JOURNAL OF NEUROSCIENCES IN RURAL PRACTICE, vol.10, no.2, pp.267-272, 2019 (ESCI)
Context: Seizures and accompanying situations including social, medical, and psychiatric problems threaten the quality of life (QOL) in patients with epilepsy. The World Health Organization defines health is a state of complete physical, mental, and social well-being, and not merely the absence of disease or infirmity. Aims: This study examines the prevalence of both depression and anxiety symptoms and also impact of the affective state on QOL in patients with focal epilepsy in Turkey. Settings and Design: One hundred and five patients with focal epilepsy over 18 years old were included in this study. The patients were classified into four groups according to the presence of AS and seizure control. Subjects and Methods: Patients' affective symptoms (AS) and QOL were examined using the Beck Depression Inventory (BDI), Beck Anxiety Inventory (BAI), and QOL in Epilepsy Inventory-31 (QOLIE-31). Statistical Analysis Used: We used descriptive statistics, Chi-square test, independent samples t-test, one-way analysis of variance, Mann-Whitney U-test, Kruskal-Wallis H-test, and also Pearson's and Spearman's correlation test for correlations. Results: There were positive correlations between total QOLIE-31 score and epilepsy surgery, employment, and seizure freedom, whereas negative correlations were found with antiepileptic drug use, anxiety, and depression.
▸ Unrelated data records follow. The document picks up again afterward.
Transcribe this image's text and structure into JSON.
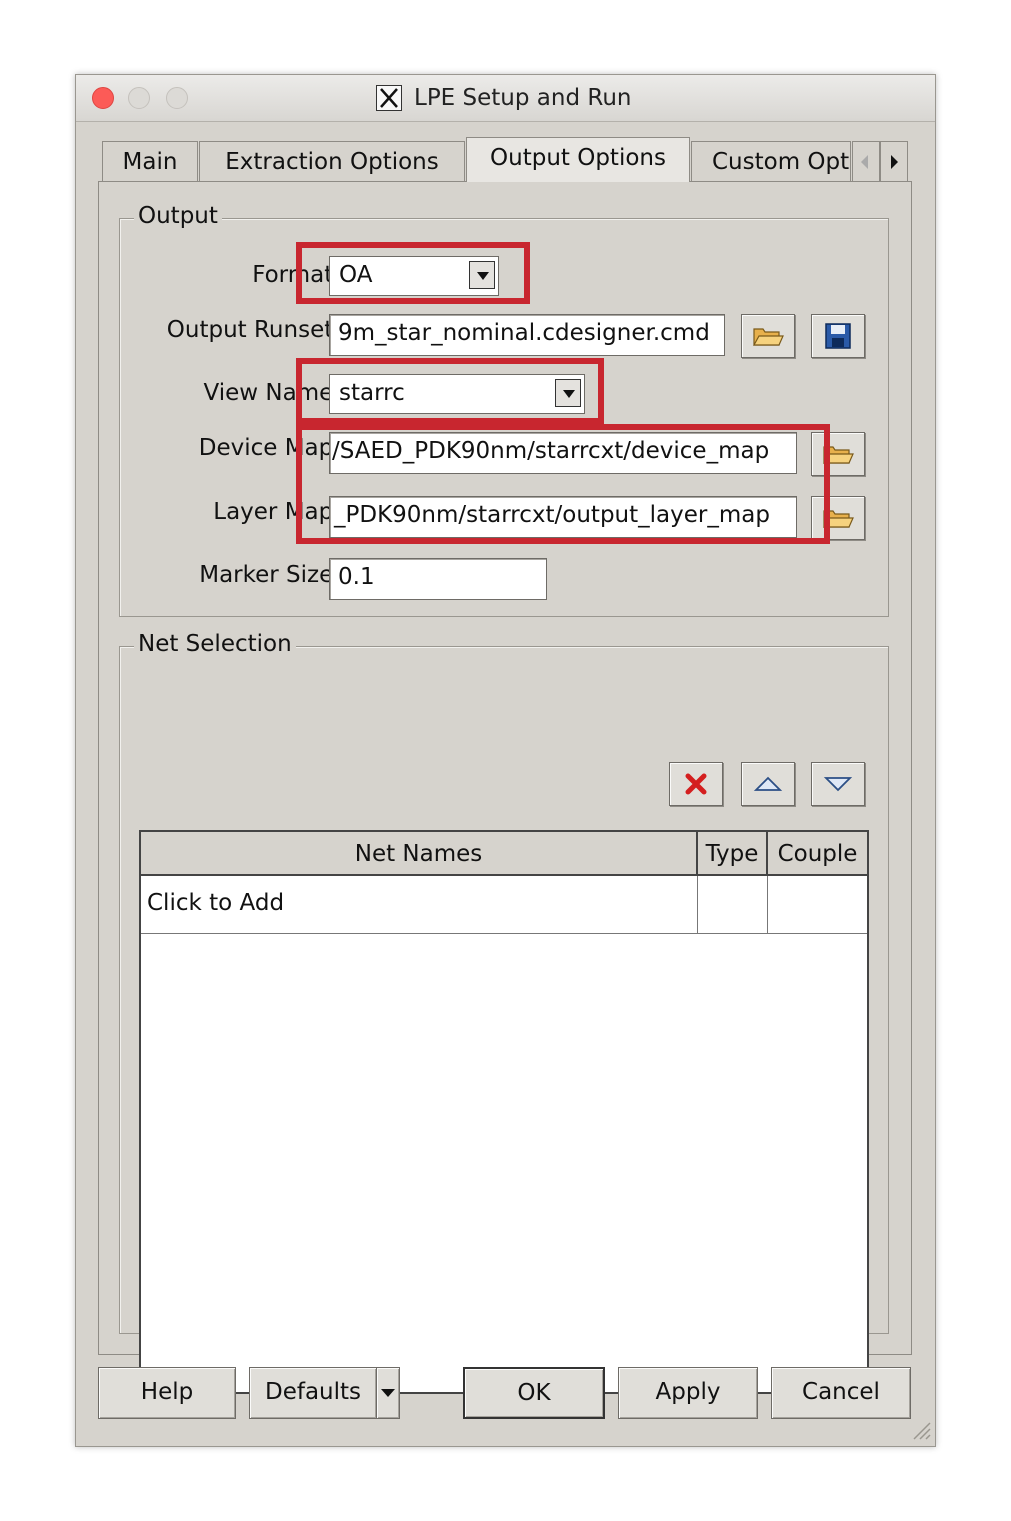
{
  "window": {
    "title": "LPE Setup and Run"
  },
  "tabs": [
    {
      "label": "Main"
    },
    {
      "label": "Extraction Options"
    },
    {
      "label": "Output Options"
    },
    {
      "label": "Custom Opt"
    }
  ],
  "output_group": {
    "legend": "Output",
    "format": {
      "label": "Format:",
      "value": "OA"
    },
    "output_runset": {
      "label": "Output Runset:",
      "value": "9m_star_nominal.cdesigner.cmd"
    },
    "view_name": {
      "label": "View Name:",
      "value": "starrc"
    },
    "device_map": {
      "label": "Device Map:",
      "value": "/SAED_PDK90nm/starrcxt/device_map"
    },
    "layer_map": {
      "label": "Layer Map:",
      "value": "_PDK90nm/starrcxt/output_layer_map"
    },
    "marker_size": {
      "label": "Marker Size:",
      "value": "0.1"
    }
  },
  "net_selection": {
    "legend": "Net Selection",
    "columns": [
      "Net Names",
      "Type",
      "Couple"
    ],
    "rows": [
      [
        "Click to Add",
        "",
        ""
      ]
    ]
  },
  "buttons": {
    "help": "Help",
    "defaults": "Defaults",
    "ok": "OK",
    "apply": "Apply",
    "cancel": "Cancel"
  },
  "highlight_color": "#c8262f",
  "icons": [
    "folder-open-icon",
    "save-disk-icon",
    "delete-x-icon",
    "move-up-icon",
    "move-down-icon"
  ]
}
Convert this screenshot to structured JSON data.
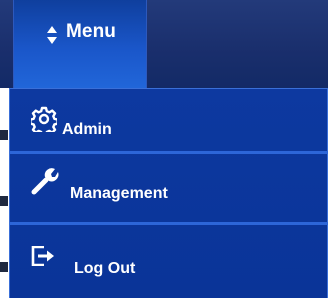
{
  "navbar": {
    "toggle_label": "Menu",
    "toggle_icon": "sort-arrows-icon"
  },
  "menu": {
    "items": [
      {
        "label": "Admin",
        "icon": "gear-icon"
      },
      {
        "label": "Management",
        "icon": "wrench-icon"
      },
      {
        "label": "Log Out",
        "icon": "sign-out-icon"
      }
    ]
  },
  "colors": {
    "navbar_background": "#1a2f6d",
    "toggle_background": "#1a56c9",
    "dropdown_background": "#0b369c",
    "divider": "#2d66d8",
    "text": "#ffffff"
  }
}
Statistically significant differences were found in QOLIE-31 totals and subscores between Groups 3 and 4 (P < 0.05). Conclusions: The presence of AS has a negative impact on QOL in patients with focal epilepsy. Physicians should be aware that psychiatric comorbidities in epilepsy have a severe impact and epilepsy treatment requires comprehensive management.